A sleep study is done at the hospital and requires an overnight stay in our comfortable, specially designed rooms.
During the patient’s stay, they are monitored by using painless, skin- surface devices. Staff members track the patient’s brain waves, muscle movements, and eye movements. The patient’s oxygen saturation, heart rate, chest and abdominal efforts, body and leg movements, and airflow from their mouth and nose are also monitored.
When the test is completed, it will be evaluated by Dr. S. K. Nemani, MD, SC, a neurologist who is trained and board certified in sleep medicine. Results will be forwarded to the patient’s doctor for diagnosis and follow-up treatment.
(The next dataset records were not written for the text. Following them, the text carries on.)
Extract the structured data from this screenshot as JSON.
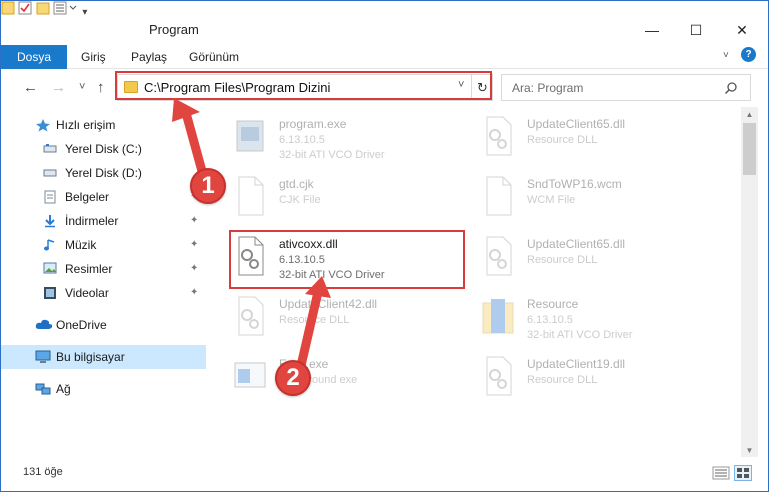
{
  "window": {
    "title": "Program",
    "minimize": "—",
    "maximize": "☐",
    "close": "✕"
  },
  "ribbon": {
    "file_tab": "Dosya",
    "tabs": [
      "Giriş",
      "Paylaş",
      "Görünüm"
    ],
    "help": "?"
  },
  "nav": {
    "back": "←",
    "forward": "→",
    "recent": "˅",
    "up": "↑",
    "address": "C:\\Program Files\\Program Dizini",
    "address_chevron": "˅",
    "refresh": "↻",
    "search_placeholder": "Ara: Program"
  },
  "sidebar": {
    "items": [
      {
        "label": "Hızlı erişim",
        "icon": "star-icon"
      },
      {
        "label": "Yerel Disk (C:)",
        "icon": "drive-icon"
      },
      {
        "label": "Yerel Disk (D:)",
        "icon": "drive-icon"
      },
      {
        "label": "Belgeler",
        "icon": "documents-icon"
      },
      {
        "label": "İndirmeler",
        "icon": "download-icon"
      },
      {
        "label": "Müzik",
        "icon": "music-icon"
      },
      {
        "label": "Resimler",
        "icon": "pictures-icon"
      },
      {
        "label": "Videolar",
        "icon": "video-icon"
      },
      {
        "label": "OneDrive",
        "icon": "cloud-icon"
      },
      {
        "label": "Bu bilgisayar",
        "icon": "computer-icon"
      },
      {
        "label": "Ağ",
        "icon": "network-icon"
      }
    ],
    "pin": "📌"
  },
  "files": {
    "left": [
      {
        "name": "program.exe",
        "version": "6.13.10.5",
        "desc": "32-bit ATI VCO Driver",
        "icon": "exe-icon"
      },
      {
        "name": "gtd.cjk",
        "version": "CJK File",
        "desc": "",
        "icon": "blank-file-icon"
      },
      {
        "name": "ativcoxx.dll",
        "version": "6.13.10.5",
        "desc": "32-bit ATI VCO Driver",
        "icon": "dll-icon"
      },
      {
        "name": "UpdateClient42.dll",
        "version": "Resource DLL",
        "desc": "",
        "icon": "dll-icon"
      },
      {
        "name": "Exec.exe",
        "version": "background exe",
        "desc": "",
        "icon": "exe-icon"
      }
    ],
    "right": [
      {
        "name": "UpdateClient65.dll",
        "version": "Resource DLL",
        "desc": "",
        "icon": "dll-icon"
      },
      {
        "name": "SndToWP16.wcm",
        "version": "WCM File",
        "desc": "",
        "icon": "blank-file-icon"
      },
      {
        "name": "UpdateClient65.dll",
        "version": "Resource DLL",
        "desc": "",
        "icon": "dll-icon"
      },
      {
        "name": "Resource",
        "version": "6.13.10.5",
        "desc": "32-bit ATI VCO Driver",
        "icon": "folder-icon"
      },
      {
        "name": "UpdateClient19.dll",
        "version": "Resource DLL",
        "desc": "",
        "icon": "dll-icon"
      }
    ]
  },
  "status": {
    "count": "131 öğe"
  },
  "callouts": {
    "one": "1",
    "two": "2"
  },
  "colors": {
    "accent": "#1979ca",
    "highlight": "#d73b3b",
    "selected": "#cce8ff"
  }
}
The Sleep Lab at Salem Township Hospital is under the medical direction of a Board Certified Sleep Specialist, Sajjan Nemani, MD.
Sleep apnea is a disorder that afflicts 12 million Americans. People with sleep apnea repeatedly stop breathing at night. This puts a strain on the entire body causing the oxygen level in the blood to drop and the carbon dioxide level to increase. Sleep apnea is closely linked with heart disease in even mild to moderate cases.
Obstructive Sleep Apnea
Obstructive Sleep Apnea (OSA) is the most common type of sleep apnea. In OSA, loose tissue in the airway collapses during sleep, obstructing the air passages. This also causes snoring.
SLEEP APNEA RISKS
- Heart Disease
SLEEP APNEA SYMPTOMS
- Morning headaches
- Large neck
- Poor concentration
CPAP (Continuous Positive Airway Pressure) is the most common treatment for sleep apnea. The CPAP machine blows air through tubing and a mask which keeps the airway open. Patients receiving CPAP therapy often report a drastic reduction of symptoms after using the machine.
Learn more about the different types of sleep disorders, how you can be affected, as well as how to schedule your own sleep study:
Are you at risk?
Take the quiz below to see if you have the symptoms of a sleep disorder and should speak to your doctor.
1. Do you have sleepiness during the day?
2. Do you snore while sleeping?
3. Do you awaken with a headache?
4. Do you have a dry mouth when you wake?
5. Do you wake yourself up gasping for breath or choking?
6. Do you find it hard to stay awake while watching TV, reading a book, or attending a lecture?
7. Has anyone told you that you hold your breath, snort, and often move while sleeping?
8. Have you recently gained weight?
9. Do you ever experience muscle weakness when excited or emotional?
10. Have you ever not been able to move when you wake up?
11. Do you have difficulty falling asleep?
12. Do you have difficulty staying asleep?
13. Do you have uncomfortable sensations in your legs, causing
If you answered "yes" to two or more of these questions, you may have a sleep disorder.
Please share this quiz with your doctor to find out if a sleep study at Salem Township Hospital is recommended.
Women and Sleep | Journal of Sleep Medicine
Admit it. You yawn. A lot. You don't wake up until you've had your coffee in the morning, you need another jolt in the afternoon to keep you going, then fall asleep watching TV at night. When you go to bed, you just lie there thinking of things you need to do. Think it's because of your busy lifestyle? It's more likely to be related to how well you sleep.